Turpin Communication’s Culture – What We Stand For

Two recent events triggered the Turpin Team to discuss our culture, values, and generally what we, as an organization, stand for. It’s not that we don’t know who we are. We do. We live our values every day, but we never actually wrote them down … until now. The Two Recent Events Dale (Turpin’s Founder)… Read more »

Taking Time is a Sign of Respect

In our business presentation workshops, we sometimes do an exercise in which we stretch the length of a pause—way beyond what would ever be comfortable or necessary—in order to show our learners how pausing helps eliminate a variety of presentation habits they want to avoid. We also teach people that in a presentation or meeting… Read more »

First, Build Trust With a Solid Frame

Harvard Business School professor Amy Cuddy is quoted in an interesting short piece at businessinsider.com. She says that radiating a sense of trustworthiness and warmth is actually more important in building good business relationships than projecting competence, at least initially. This fits with Turpin’s focus on creating a solid frame to introduce your presentation. Of… Read more »

No Acting Please: 3 Key Ways To Be An Effective Presenter Without “Performing”

Any number of books and articles about business presentations focus on skills and outcomes that really belong to the world of theater. Such resources may tell you that you need to be entertaining, invent a presentation persona, or use acting techniques to jazz up your presentation. For example, they may tell you to rehearse when… Read more »

It’s Not That You Made a Mistake, It’s How You Recover

Recently, I had an opportunity to observe Greg coaching a very Type-A businessperson.

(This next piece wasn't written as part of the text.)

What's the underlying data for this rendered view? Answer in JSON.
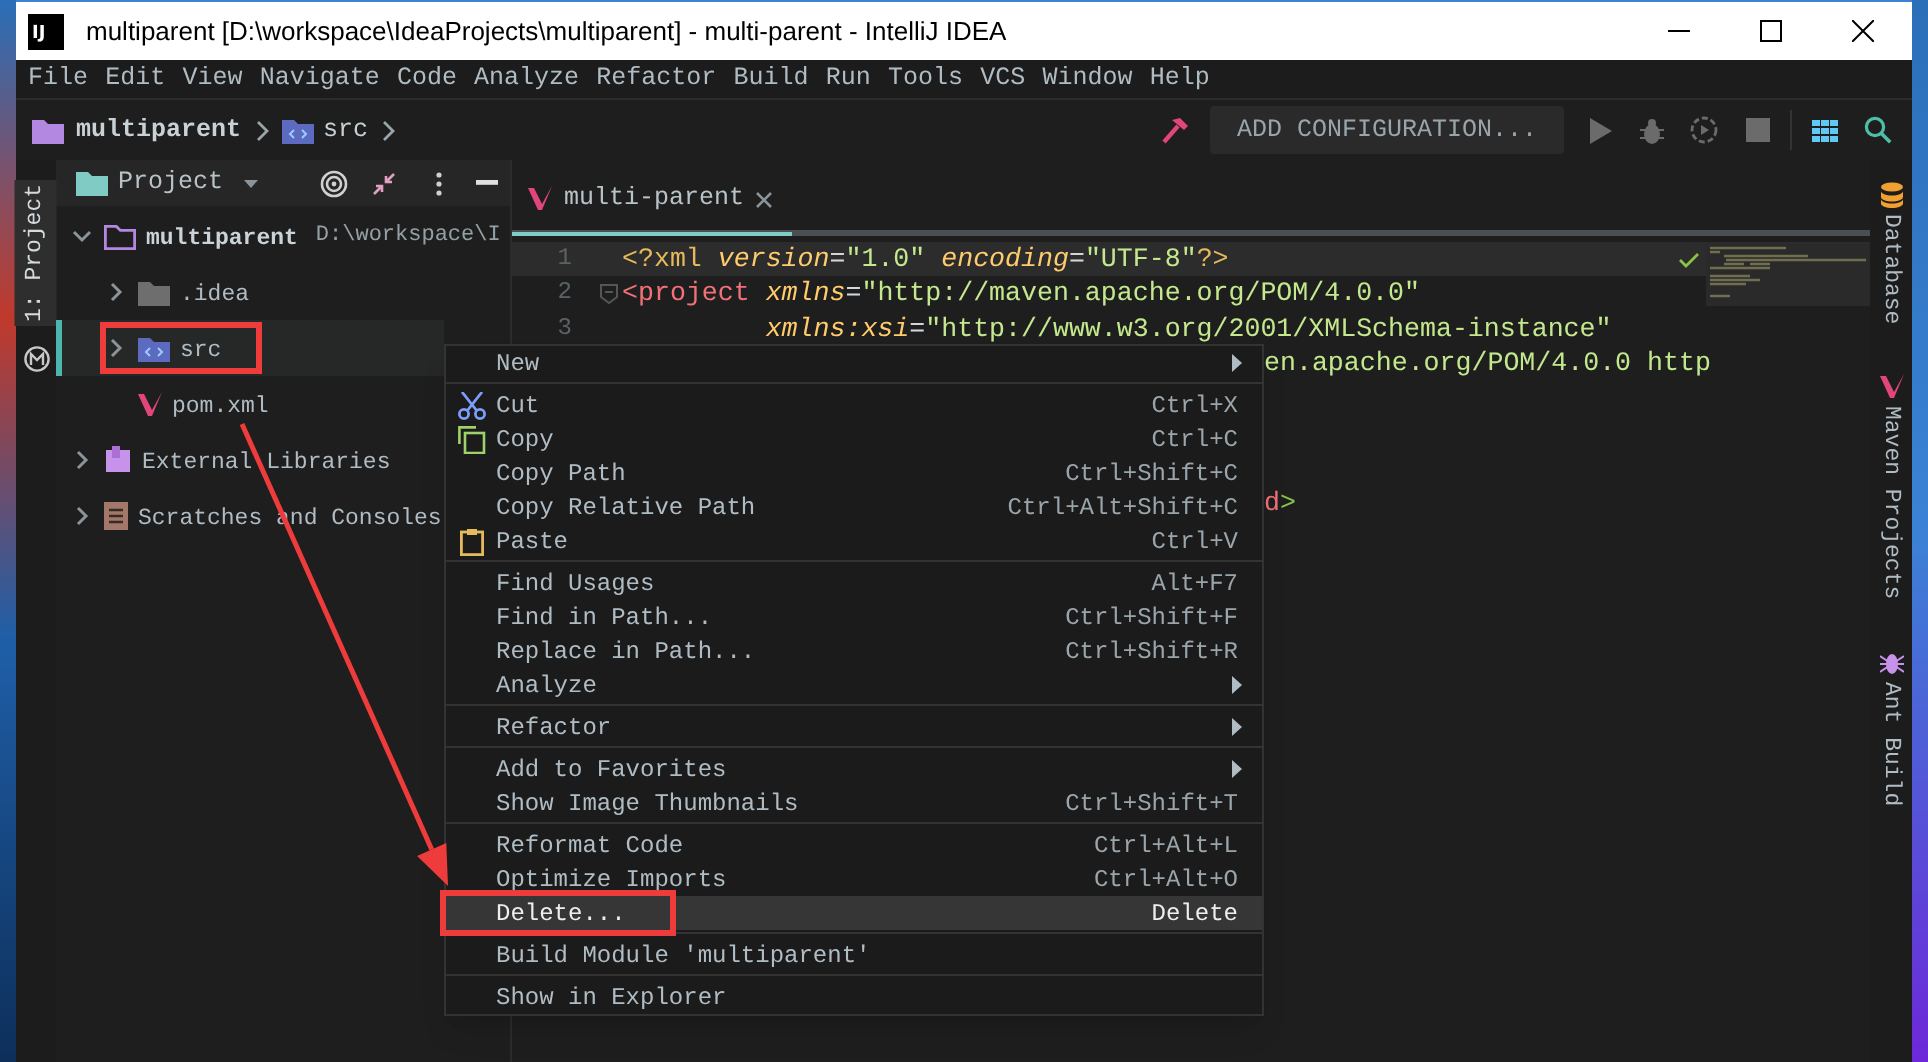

In her one-on-one session, the question arose of how to deal with mistakes. During her in-class presentation delivery, she had experienced a brain blip and given an amount in thousands when she meant hundred-thousands. She had stopped, smiled, and said something like,… Read more »

4 Reasons to Break Annoying Presentation Habits BEFORE You Present

Often, our learners walk into Turpin workshops expecting to focus on the little habits that are hard to break: saying “um,” “uh,” “like,” or “you know” too much; using uptalk (that habit that makes every statement sound like a question); fidgeting/not standing still; keeping hands in pockets; making a particular face or gesture. Our response… Read more »